[[ Material for this exercise, beginning ]]
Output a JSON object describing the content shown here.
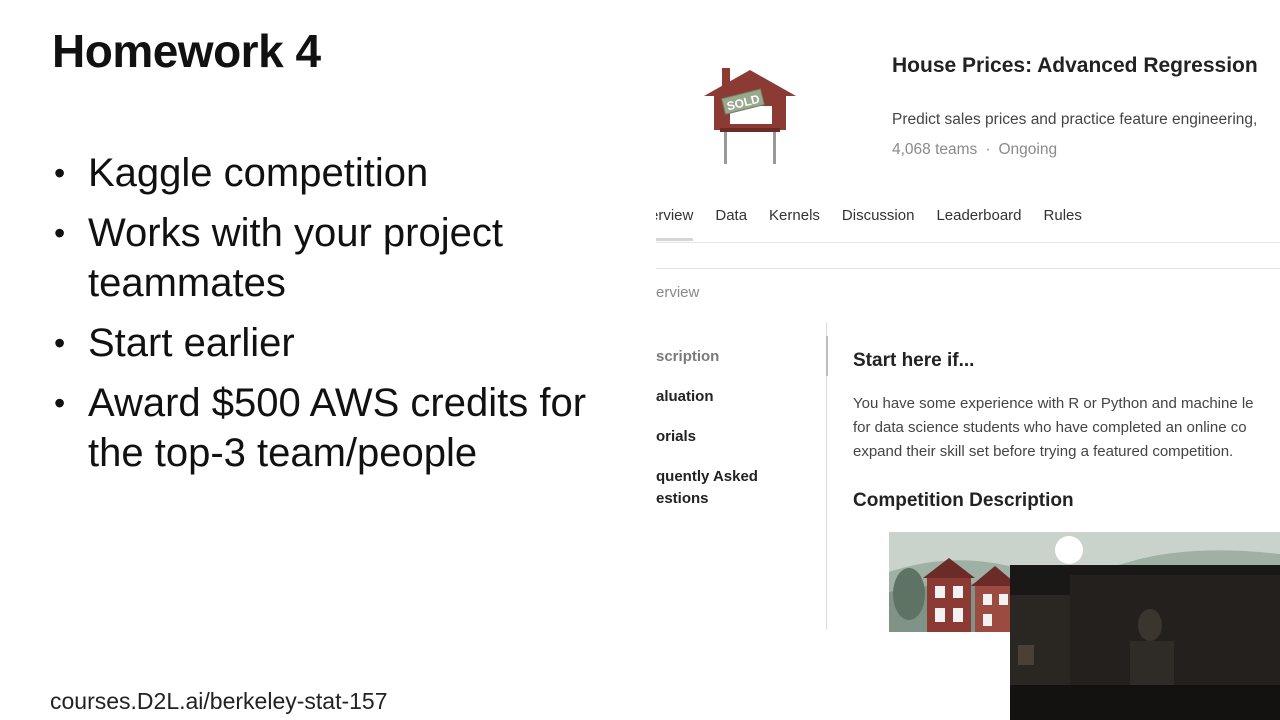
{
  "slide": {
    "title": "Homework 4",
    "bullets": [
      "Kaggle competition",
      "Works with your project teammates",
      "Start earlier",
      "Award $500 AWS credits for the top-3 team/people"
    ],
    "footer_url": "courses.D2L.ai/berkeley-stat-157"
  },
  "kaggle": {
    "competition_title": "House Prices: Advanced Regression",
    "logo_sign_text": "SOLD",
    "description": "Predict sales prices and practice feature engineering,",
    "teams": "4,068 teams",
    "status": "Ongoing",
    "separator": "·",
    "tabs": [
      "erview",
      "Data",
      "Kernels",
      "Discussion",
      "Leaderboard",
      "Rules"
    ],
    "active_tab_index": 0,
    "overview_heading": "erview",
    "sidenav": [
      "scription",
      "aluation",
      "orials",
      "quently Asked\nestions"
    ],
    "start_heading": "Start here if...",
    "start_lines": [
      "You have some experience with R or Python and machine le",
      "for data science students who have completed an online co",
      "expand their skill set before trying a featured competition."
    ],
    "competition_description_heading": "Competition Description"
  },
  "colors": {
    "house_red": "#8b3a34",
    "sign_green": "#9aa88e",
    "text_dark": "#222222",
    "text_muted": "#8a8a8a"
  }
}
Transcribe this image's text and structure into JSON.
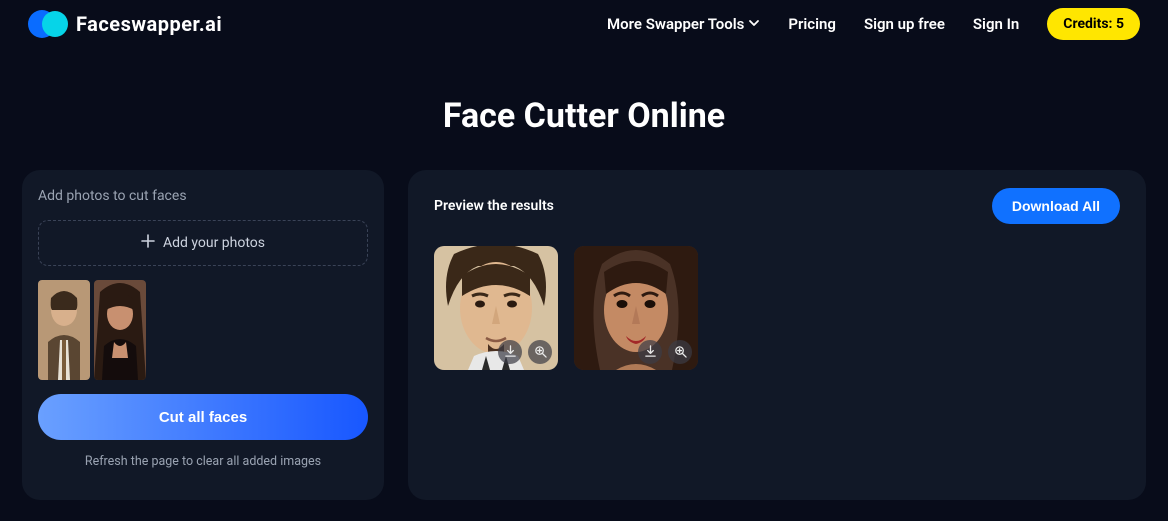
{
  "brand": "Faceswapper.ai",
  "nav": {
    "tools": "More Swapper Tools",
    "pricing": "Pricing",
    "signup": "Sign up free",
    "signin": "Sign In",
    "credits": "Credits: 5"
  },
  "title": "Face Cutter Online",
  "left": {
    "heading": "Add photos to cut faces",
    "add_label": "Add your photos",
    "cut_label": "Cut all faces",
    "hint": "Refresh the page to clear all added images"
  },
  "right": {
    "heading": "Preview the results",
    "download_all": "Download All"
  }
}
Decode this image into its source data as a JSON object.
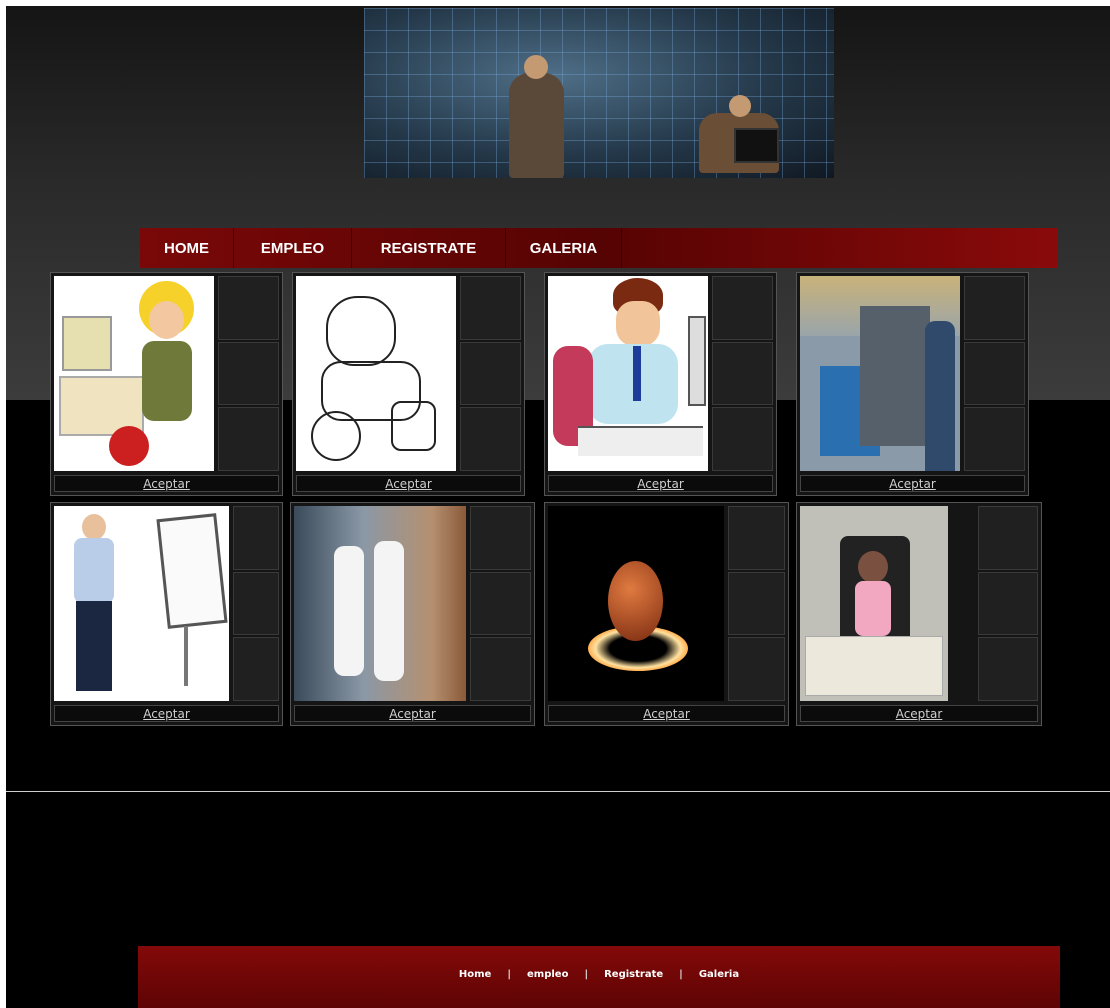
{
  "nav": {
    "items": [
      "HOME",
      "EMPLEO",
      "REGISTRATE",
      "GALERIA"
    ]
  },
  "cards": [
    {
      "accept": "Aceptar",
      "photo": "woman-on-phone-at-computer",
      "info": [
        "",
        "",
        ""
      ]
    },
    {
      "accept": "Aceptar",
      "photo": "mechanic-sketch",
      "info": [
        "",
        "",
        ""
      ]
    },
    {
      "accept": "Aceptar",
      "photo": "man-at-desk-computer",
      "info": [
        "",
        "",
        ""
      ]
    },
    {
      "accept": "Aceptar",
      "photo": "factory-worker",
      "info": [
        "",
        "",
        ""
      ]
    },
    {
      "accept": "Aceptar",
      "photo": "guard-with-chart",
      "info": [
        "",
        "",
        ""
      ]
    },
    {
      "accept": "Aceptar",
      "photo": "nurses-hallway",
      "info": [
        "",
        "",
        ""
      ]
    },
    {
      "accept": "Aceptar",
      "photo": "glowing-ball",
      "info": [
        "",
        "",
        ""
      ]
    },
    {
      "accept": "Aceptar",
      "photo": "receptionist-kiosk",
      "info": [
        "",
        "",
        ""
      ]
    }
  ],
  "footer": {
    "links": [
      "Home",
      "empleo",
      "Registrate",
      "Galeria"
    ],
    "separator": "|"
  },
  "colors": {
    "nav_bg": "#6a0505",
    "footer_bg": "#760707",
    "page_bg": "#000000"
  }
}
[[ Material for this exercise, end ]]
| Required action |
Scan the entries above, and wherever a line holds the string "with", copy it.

| The answer |
      "Works with your project teammates",
      "You have some experience with R or Python and machine le",
      "photo": "guard-with-chart",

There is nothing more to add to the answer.